for advocates of same-sex marriage. Although the state supreme court upheld last year's high-profile vote in California on Proposition 8, which defined marriage as being between a man and a woman, Iowa, Maine, New Hampshire, and Vermont all joined the company of Massachusetts and Connecticut by legalizing the practice of same-sex wedlock, as did the nation of Sweden (six other countries-Belgium, Canada, the Netherlands, Norway, South Africa, and Spain-had already legalized it). Even in California, where Proposition 8 narrowly passed, there was more public support for gay marriage than at any other time in history.What's often lost in the banter about same-sex marriage is the effect the institution could have on children. That is, on gay children. Traditionally, a homosexual young person is told-whether explicitly or tacitly, by means of our societal mechanisms-that he or she will have no spouse, no children, and no chance to enter into a lifelong social contract with another person. The result is a relegation to isolation and, as the political commentator Andrew Sullivan wrote

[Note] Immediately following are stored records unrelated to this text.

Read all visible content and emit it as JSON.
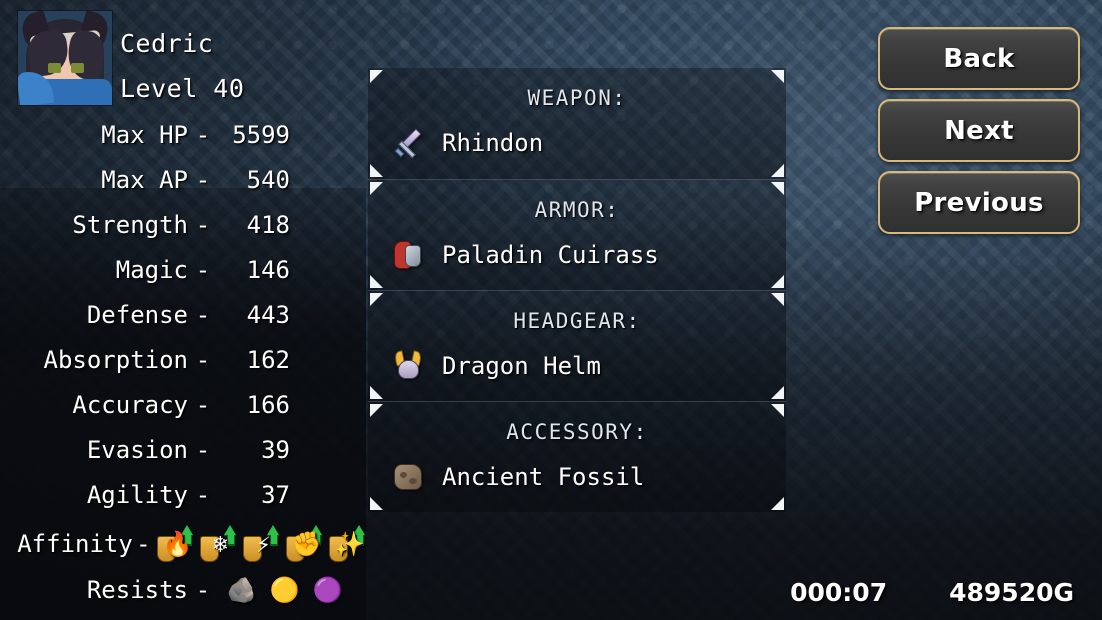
{
  "character": {
    "portrait_alt": "cedric-portrait",
    "name": "Cedric",
    "level_label": "Level 40"
  },
  "stats": [
    {
      "label": "Max HP",
      "dash": "-",
      "value": "5599"
    },
    {
      "label": "Max AP",
      "dash": "-",
      "value": "540"
    },
    {
      "label": "Strength",
      "dash": "-",
      "value": "418"
    },
    {
      "label": "Magic",
      "dash": "-",
      "value": "146"
    },
    {
      "label": "Defense",
      "dash": "-",
      "value": "443"
    },
    {
      "label": "Absorption",
      "dash": "-",
      "value": "162"
    },
    {
      "label": "Accuracy",
      "dash": "-",
      "value": "166"
    },
    {
      "label": "Evasion",
      "dash": "-",
      "value": "39"
    },
    {
      "label": "Agility",
      "dash": "-",
      "value": "37"
    }
  ],
  "affinity": {
    "label": "Affinity",
    "dash": "-",
    "icons": [
      {
        "name": "fire-affinity-icon",
        "glyph": "🔥",
        "arrow": "up"
      },
      {
        "name": "ice-affinity-icon",
        "glyph": "❄",
        "arrow": "up"
      },
      {
        "name": "lightning-affinity-icon",
        "glyph": "⚡",
        "arrow": "up"
      },
      {
        "name": "earth-affinity-icon",
        "glyph": "✊",
        "arrow": "up"
      },
      {
        "name": "holy-affinity-icon",
        "glyph": "✨",
        "arrow": "up"
      }
    ]
  },
  "resists": {
    "label": "Resists",
    "dash": "-",
    "icons": [
      {
        "name": "petrify-resist-icon",
        "glyph": "🪨"
      },
      {
        "name": "silence-resist-icon",
        "glyph": "🟡"
      },
      {
        "name": "poison-resist-icon",
        "glyph": "🟣"
      }
    ]
  },
  "equipment": [
    {
      "slot_name": "weapon-slot",
      "title": "WEAPON:",
      "icon": "sword-icon",
      "item": "Rhindon"
    },
    {
      "slot_name": "armor-slot",
      "title": "ARMOR:",
      "icon": "armor-icon",
      "item": "Paladin Cuirass"
    },
    {
      "slot_name": "headgear-slot",
      "title": "HEADGEAR:",
      "icon": "helm-icon",
      "item": "Dragon Helm"
    },
    {
      "slot_name": "accessory-slot",
      "title": "ACCESSORY:",
      "icon": "fossil-icon",
      "item": "Ancient Fossil"
    }
  ],
  "buttons": [
    {
      "name": "back-button",
      "label": "Back"
    },
    {
      "name": "next-button",
      "label": "Next"
    },
    {
      "name": "previous-button",
      "label": "Previous"
    }
  ],
  "status": {
    "play_time": "000:07",
    "gold": "489520G"
  },
  "colors": {
    "background_blue": "#2b4055",
    "panel_dark": "#1b1f24",
    "button_border_gold": "#d8b97a",
    "button_fill": "#3a3a3a",
    "text_white": "#ffffff",
    "affinity_arrow_green": "#2fc04a",
    "shield_gold": "#f0bc4e"
  }
}
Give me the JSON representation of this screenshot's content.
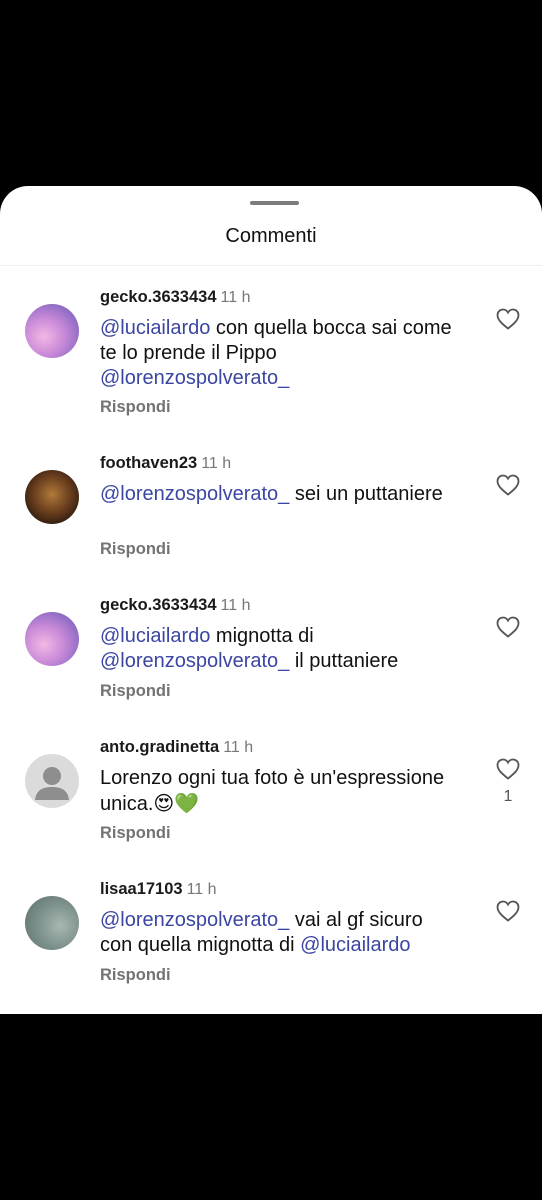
{
  "sheet": {
    "title": "Commenti"
  },
  "comments": [
    {
      "username": "gecko.3633434",
      "time": "11 h",
      "parts": [
        {
          "m": "@luciailardo"
        },
        {
          "t": " con quella bocca sai come te lo prende il Pippo "
        },
        {
          "m": "@lorenzospolverato_"
        }
      ],
      "reply": "Rispondi",
      "likes": ""
    },
    {
      "username": "foothaven23",
      "time": "11 h",
      "parts": [
        {
          "m": "@lorenzospolverato_"
        },
        {
          "t": " sei un puttaniere"
        }
      ],
      "reply": "Rispondi",
      "likes": ""
    },
    {
      "username": "gecko.3633434",
      "time": "11 h",
      "parts": [
        {
          "m": "@luciailardo"
        },
        {
          "t": " mignotta di "
        },
        {
          "m": "@lorenzospolverato_"
        },
        {
          "t": " il puttaniere"
        }
      ],
      "reply": "Rispondi",
      "likes": ""
    },
    {
      "username": "anto.gradinetta",
      "time": "11 h",
      "parts": [
        {
          "t": "Lorenzo ogni tua foto è un'espressione unica."
        },
        {
          "e": "😍💚"
        }
      ],
      "reply": "Rispondi",
      "likes": "1"
    },
    {
      "username": "lisaa17103",
      "time": "11 h",
      "parts": [
        {
          "m": "@lorenzospolverato_"
        },
        {
          "t": "  vai al gf sicuro con quella mignotta di "
        },
        {
          "m": "@luciailardo"
        }
      ],
      "reply": "Rispondi",
      "likes": ""
    }
  ]
}
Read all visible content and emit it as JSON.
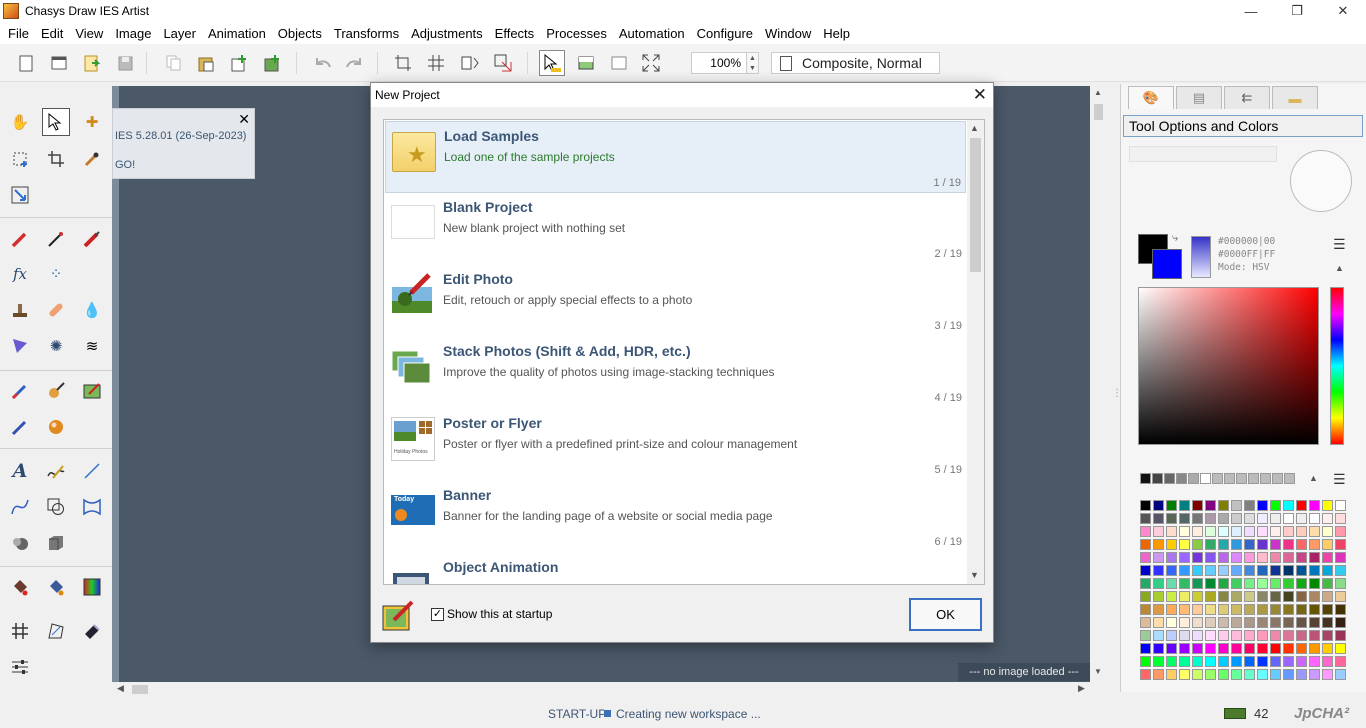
{
  "window": {
    "title": "Chasys Draw IES Artist",
    "controls": [
      "—",
      "❐",
      "✕"
    ]
  },
  "menu": [
    "File",
    "Edit",
    "View",
    "Image",
    "Layer",
    "Animation",
    "Objects",
    "Transforms",
    "Adjustments",
    "Effects",
    "Processes",
    "Automation",
    "Configure",
    "Window",
    "Help"
  ],
  "toolbar": {
    "zoom": "100%",
    "blend_mode": "Composite, Normal"
  },
  "info_panel": {
    "version": "IES 5.28.01 (26-Sep-2023)",
    "go": "GO!",
    "close": "✕"
  },
  "canvas": {
    "status": "--- no image loaded ---"
  },
  "right_panel": {
    "header": "Tool Options and Colors",
    "fg_hex": "#000000|00",
    "bg_hex": "#0000FF|FF",
    "mode": "Mode: HSV"
  },
  "dialog": {
    "title": "New Project",
    "close": "✕",
    "items": [
      {
        "title": "Load Samples",
        "desc": "Load one of the sample projects",
        "count": "1 / 19"
      },
      {
        "title": "Blank Project",
        "desc": "New blank project with nothing set",
        "count": "2 / 19"
      },
      {
        "title": "Edit Photo",
        "desc": "Edit, retouch or apply special effects to a photo",
        "count": "3 / 19"
      },
      {
        "title": "Stack Photos (Shift & Add, HDR, etc.)",
        "desc": "Improve the quality of photos using image-stacking techniques",
        "count": "4 / 19"
      },
      {
        "title": "Poster or Flyer",
        "desc": "Poster or flyer with a predefined print-size and colour management",
        "count": "5 / 19"
      },
      {
        "title": "Banner",
        "desc": "Banner for the landing page of a website or social media page",
        "count": "6 / 19"
      },
      {
        "title": "Object Animation",
        "desc": "",
        "count": ""
      }
    ],
    "show_at_startup": "Show this at startup",
    "ok": "OK",
    "thumb_labels": {
      "poster": "Holiday Photos",
      "banner": "Today"
    }
  },
  "status": {
    "startup": "START-UP",
    "message": "Creating new workspace ...",
    "memory": "42",
    "brand": "JpCHA²"
  }
}
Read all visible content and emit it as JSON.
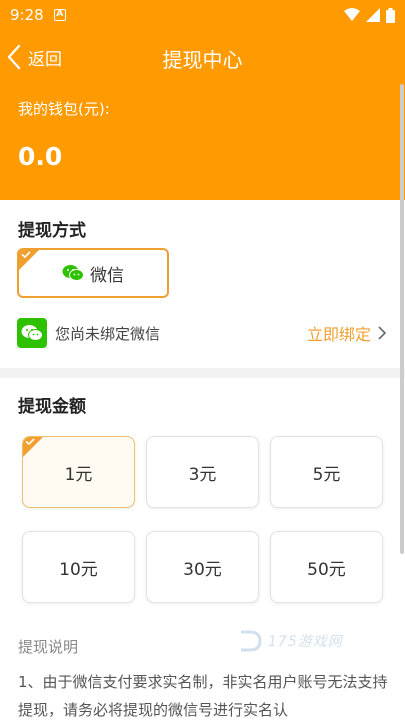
{
  "status_bar": {
    "time": "9:28",
    "notif_glyph": "A"
  },
  "nav": {
    "back_label": "返回",
    "title": "提现中心"
  },
  "wallet": {
    "label": "我的钱包(元):",
    "amount": "0.0"
  },
  "method": {
    "title": "提现方式",
    "option_label": "微信",
    "bind_prompt": "您尚未绑定微信",
    "bind_action": "立即绑定"
  },
  "amount": {
    "title": "提现金额",
    "options": [
      "1元",
      "3元",
      "5元",
      "10元",
      "30元",
      "50元"
    ],
    "selected_index": 0
  },
  "description": {
    "title": "提现说明",
    "text": "1、由于微信支付要求实名制，非实名用户账号无法支持提现，请务必将提现的微信号进行实名认"
  },
  "watermark": {
    "text": "175游戏网"
  },
  "colors": {
    "accent": "#ff9a00",
    "border_accent": "#f0a030",
    "wechat_green": "#2dc100"
  }
}
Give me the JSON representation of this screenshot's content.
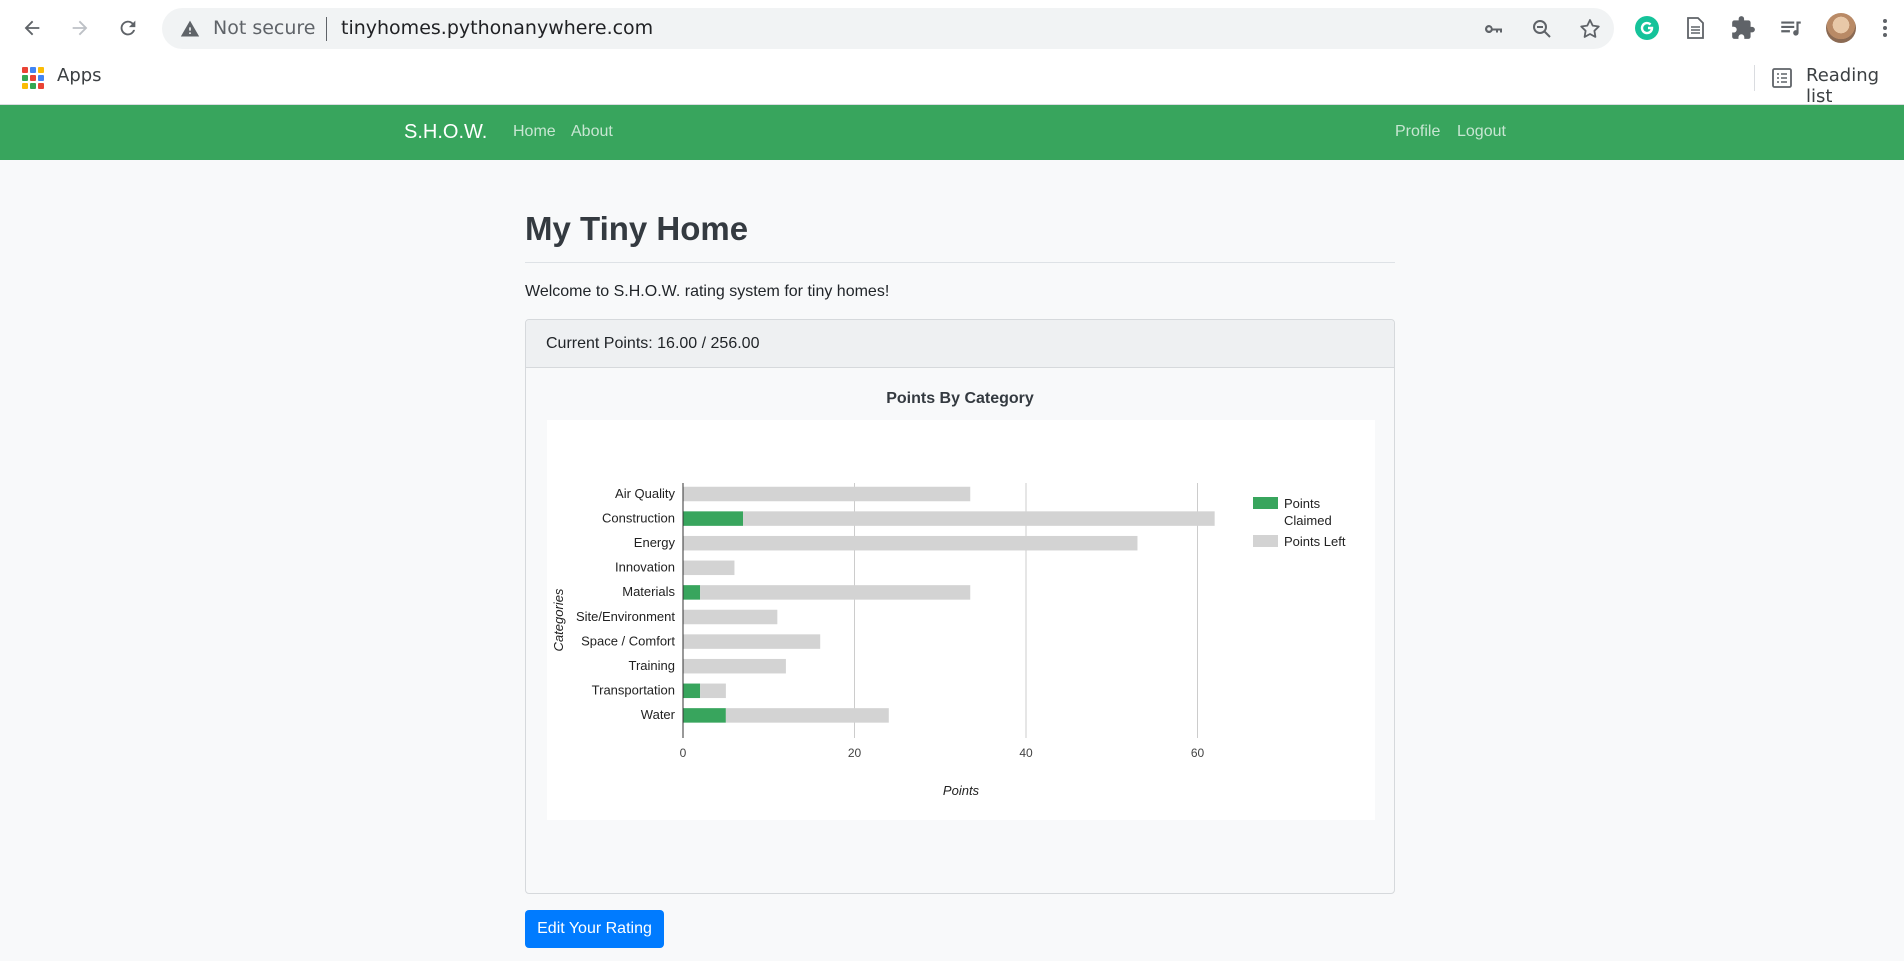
{
  "browser": {
    "security_status": "Not secure",
    "url": "tinyhomes.pythonanywhere.com",
    "bookmarks": {
      "apps_label": "Apps",
      "reading_list_label": "Reading list"
    },
    "icons": [
      "back-icon",
      "forward-icon",
      "reload-icon",
      "warning-icon",
      "key-icon",
      "zoom-out-icon",
      "star-icon",
      "grammarly-icon",
      "document-icon",
      "puzzle-icon",
      "media-queue-icon",
      "avatar",
      "more-icon",
      "apps-icon",
      "reading-list-icon"
    ]
  },
  "navbar": {
    "brand": "S.H.O.W.",
    "links": [
      "Home",
      "About"
    ],
    "right_links": [
      "Profile",
      "Logout"
    ],
    "color": "#38a55d"
  },
  "page": {
    "title": "My Tiny Home",
    "welcome": "Welcome to S.H.O.W. rating system for tiny homes!",
    "current_points": "Current Points: 16.00 / 256.00",
    "edit_button": "Edit Your Rating"
  },
  "chart_data": {
    "type": "bar",
    "orientation": "horizontal",
    "stacked": true,
    "title": "Points By Category",
    "xlabel": "Points",
    "ylabel": "Categories",
    "xlim": [
      0,
      70
    ],
    "xticks": [
      0,
      20,
      40,
      60
    ],
    "grid": true,
    "legend_position": "right",
    "categories": [
      "Air Quality",
      "Construction",
      "Energy",
      "Innovation",
      "Materials",
      "Site/Environment",
      "Space / Comfort",
      "Training",
      "Transportation",
      "Water"
    ],
    "series": [
      {
        "name": "Points Claimed",
        "color": "#38a55d",
        "values": [
          0,
          7,
          0,
          0,
          2,
          0,
          0,
          0,
          2,
          5
        ]
      },
      {
        "name": "Points Left",
        "color": "#d3d3d3",
        "values": [
          33.5,
          55,
          53,
          6,
          31.5,
          11,
          16,
          12,
          3,
          19
        ]
      }
    ]
  }
}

earlier this year, "That's a brutal psychic wound that leads to all sorts of subsequent problems and pathologies."What those who decry gay marriage don't realize (or perhaps they do) is that in arguing against it, they propagate the falsehood that there's an inherent schism between homosexuality and virtue, thereby furthering the tired narrative of gay culture as defined by promiscuity and vice. On the flip side, in a world that celebrates the institution, the perceptive distance between being gay and virtuous collapses, and a young person can look forward to a life of commitment, father- or motherhood, and inclusion in the shared experience that binds us as a people.